As part of its modernisation programme, the Department of Home Affairs has started upgrading its live-capture system to its offices across the country to enable automation of birth registration and re-issue of marriage and death certificates that are already in the national population register, and the printing of parents’ details in children’s passports.
The department’s Director-General, Mkuseli Apleni says the upgrade will make a huge difference to the controversial issue of unabridged certificates that everyone has been complaining about. He says with the upgrades, the last page of the child’s passport will have the details of the parents, meaning that parents will no longer be required to travel with an unabridged birth certificate.
“When you apply for the passport of the child, the system will automatically go into the NPR and say these are the parents of the child and print them at the back of the passport.

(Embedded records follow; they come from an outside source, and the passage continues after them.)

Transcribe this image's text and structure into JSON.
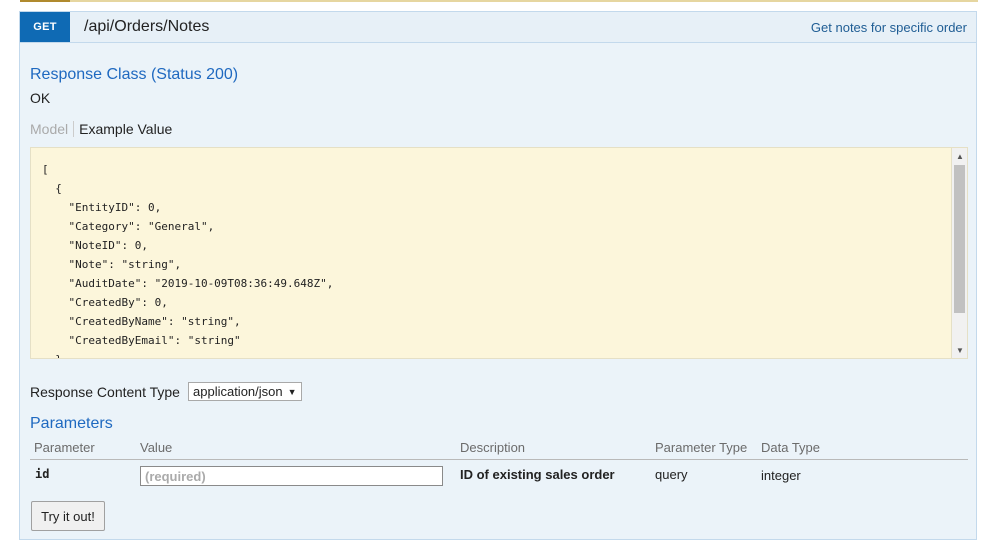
{
  "operation": {
    "method": "GET",
    "path": "/api/Orders/Notes",
    "summary": "Get notes for specific order"
  },
  "response": {
    "class_title": "Response Class (Status 200)",
    "status_text": "OK",
    "tabs": [
      {
        "label": "Model",
        "active": false
      },
      {
        "label": "Example Value",
        "active": true
      }
    ],
    "example_lines": [
      "[",
      "  {",
      "    \"EntityID\": 0,",
      "    \"Category\": \"General\",",
      "    \"NoteID\": 0,",
      "    \"Note\": \"string\",",
      "    \"AuditDate\": \"2019-10-09T08:36:49.648Z\",",
      "    \"CreatedBy\": 0,",
      "    \"CreatedByName\": \"string\",",
      "    \"CreatedByEmail\": \"string\"",
      "  }"
    ]
  },
  "content_type": {
    "label": "Response Content Type",
    "selected": "application/json"
  },
  "parameters": {
    "title": "Parameters",
    "headers": [
      "Parameter",
      "Value",
      "Description",
      "Parameter Type",
      "Data Type"
    ],
    "rows": [
      {
        "name": "id",
        "placeholder": "(required)",
        "description": "ID of existing sales order",
        "param_type": "query",
        "data_type": "integer"
      }
    ]
  },
  "actions": {
    "try_label": "Try it out!"
  },
  "colors": {
    "method_get": "#0f6ab4",
    "section_bg": "#ebf3f9",
    "heading_blue": "#1f69c0",
    "code_bg": "#fcf6db"
  }
}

They will no longer need to carry a birth certificate,” said Mkuseli Apleni.
Apleni says travellers into South Africa will unfortunately have to carry their children’s birth certificates if the parents details are not printed on the child’s passport. He says they have made suggestions to the international body which manages the issues of travelling globally that children’s passports should have details of the parents. If this can be approved, it means it will now be applicable to the whole world.
“The issue of parents requiring an unabridged birth certificate for their children for travel purposes has plagued the industry for years, so we welcome this move on behalf of the Department of Home Affairs to reduce barriers to entry to South Africa.”

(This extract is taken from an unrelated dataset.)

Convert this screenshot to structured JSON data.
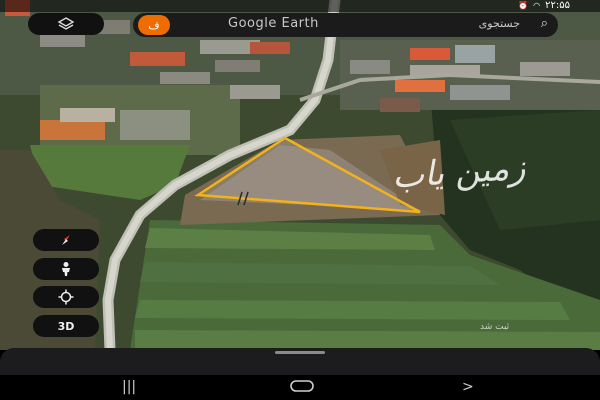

“Of course, it will take time to trickle down to ground level, since it will require new passports being applied for in order to carry the appropriate information, but this is a step in the right direction. We look forward to more of these kinds of forward-thinking approaches that will revitalise tourism,” said Enver Duminy, CEO, Cape Town Tourism.